A home equity line of credit (HELOC) works similarly to a credit card. This type of home equity funding gives you access to a line of credit rather than a lump sum loan, which allows you to draw cash as you need it up to the approved credit limit. It also comes with a variable interest rate and revolving balance during the draw period.

When you're financing an ADU build, a HELOC can be advantageous because it lets you access funds incrementally as construction progresses rather than getting all the cash upfront as a lump sum. This gives you more flexibility in managing cash flows.

And, the variable-rate nature of a HELOC is also an attractive feature in today's rate climate. After all, rates are expected to decline at some point in 2024, and borrowers who use HELOCs to fund the construction of their ADU could benefit from these and other potential rate drops in the future.

A cash-out refinance

A cash-out refinance is another option that could be worth considering, but it may not be the best one in today's rate environment. With a cash-out refinance, you get cash upfront by refinancing into a larger mortgage exceeding your current loan balance. This resets your mortgage rate and terms, so if you currently have a low rate on your mortgage loan, you may want to steer clear of this option for now. 

What are the benefits of using home equity to finance an ADU?

There are several compelling benefits to using your home equity to finance an ADU, including:

Simple approval process

Since your home equity itself is used as collateral, the approval process is generally easier than it would be with an unsecured loan.

Affordable financing 

These options can also provide much lower rates than alternative financing routes. For example, the average credit card rate is above 21% currently, while the average home equity loan and HELOC rates are currently under 9% across the board

Boosts property value

Adding an ADU can also significantly increase a property's market value in most areas. For example, a study by the National Association of Realtors showed that in 2021, homes with ADUs were priced about 35% higher than comparable homes without them.

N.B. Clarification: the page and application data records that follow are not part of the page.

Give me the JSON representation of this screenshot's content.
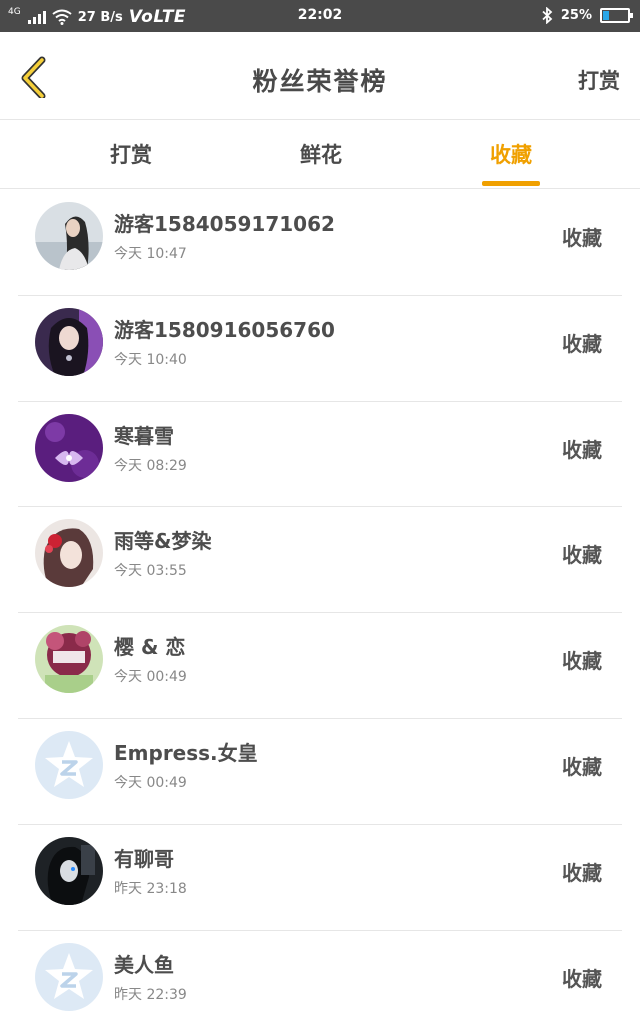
{
  "status_bar": {
    "network": "4G",
    "speed": "27 B/s",
    "volte": "VoLTE",
    "time": "22:02",
    "battery": "25%",
    "battery_level": 0.25,
    "icons": [
      "signal-icon",
      "wifi-icon",
      "bluetooth-icon",
      "battery-icon"
    ]
  },
  "header": {
    "back_icon": "chevron-left-icon",
    "title": "粉丝荣誉榜",
    "action": "打赏"
  },
  "tabs": [
    {
      "label": "打赏",
      "active": false
    },
    {
      "label": "鲜花",
      "active": false
    },
    {
      "label": "收藏",
      "active": true
    }
  ],
  "colors": {
    "accent": "#f0a000",
    "status_bar": "#4a4a4a",
    "text": "#4d4d4d",
    "divider": "#e6e6e6"
  },
  "list": [
    {
      "name": "游客1584059171062",
      "time": "今天 10:47",
      "action": "收藏",
      "avatar": "photo"
    },
    {
      "name": "游客1580916056760",
      "time": "今天 10:40",
      "action": "收藏",
      "avatar": "photo"
    },
    {
      "name": "寒暮雪",
      "time": "今天 08:29",
      "action": "收藏",
      "avatar": "photo"
    },
    {
      "name": "雨等&梦染",
      "time": "今天 03:55",
      "action": "收藏",
      "avatar": "photo"
    },
    {
      "name": "樱 & 恋",
      "time": "今天 00:49",
      "action": "收藏",
      "avatar": "photo"
    },
    {
      "name": "Empress.女皇",
      "time": "今天 00:49",
      "action": "收藏",
      "avatar": "default-qq-icon"
    },
    {
      "name": "有聊哥",
      "time": "昨天 23:18",
      "action": "收藏",
      "avatar": "photo"
    },
    {
      "name": "美人鱼",
      "time": "昨天 22:39",
      "action": "收藏",
      "avatar": "default-qq-icon"
    }
  ]
}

Income potential

Depending on the market and the local regulations, ADUs can also be used to generate rental income as short- or long-term rental units.

Multi-generational housing

ADUs allow separate living areas for aging parents, adult children or guests.

Tax benefits 

Interest paid on a home equity loan or HELOC may be tax-deductible if you're using funds to build or renovate the property that secures the loan. So, you may have the option to write off the interest on your home equity loan or HELOC if you use it to build an ADU on your property.

The bottom line

If you're a homeowner who's looking to add value, income potential and flexible housing to your property, an accessory dwelling unit can be an excellent investment to consider. By tapping into the equity you've built in your home, the financing to construct one can be much more attainable and affordable than other loan options. When coupled with the potentially lower interest rates and possible tax benefits, using home equity for an ADU is certainly worth exploring.

View CBS News In
CBS News App Open
Chrome Safari Continue
Be the first to know
Get browser notifications for breaking news, live events, and exclusive reporting.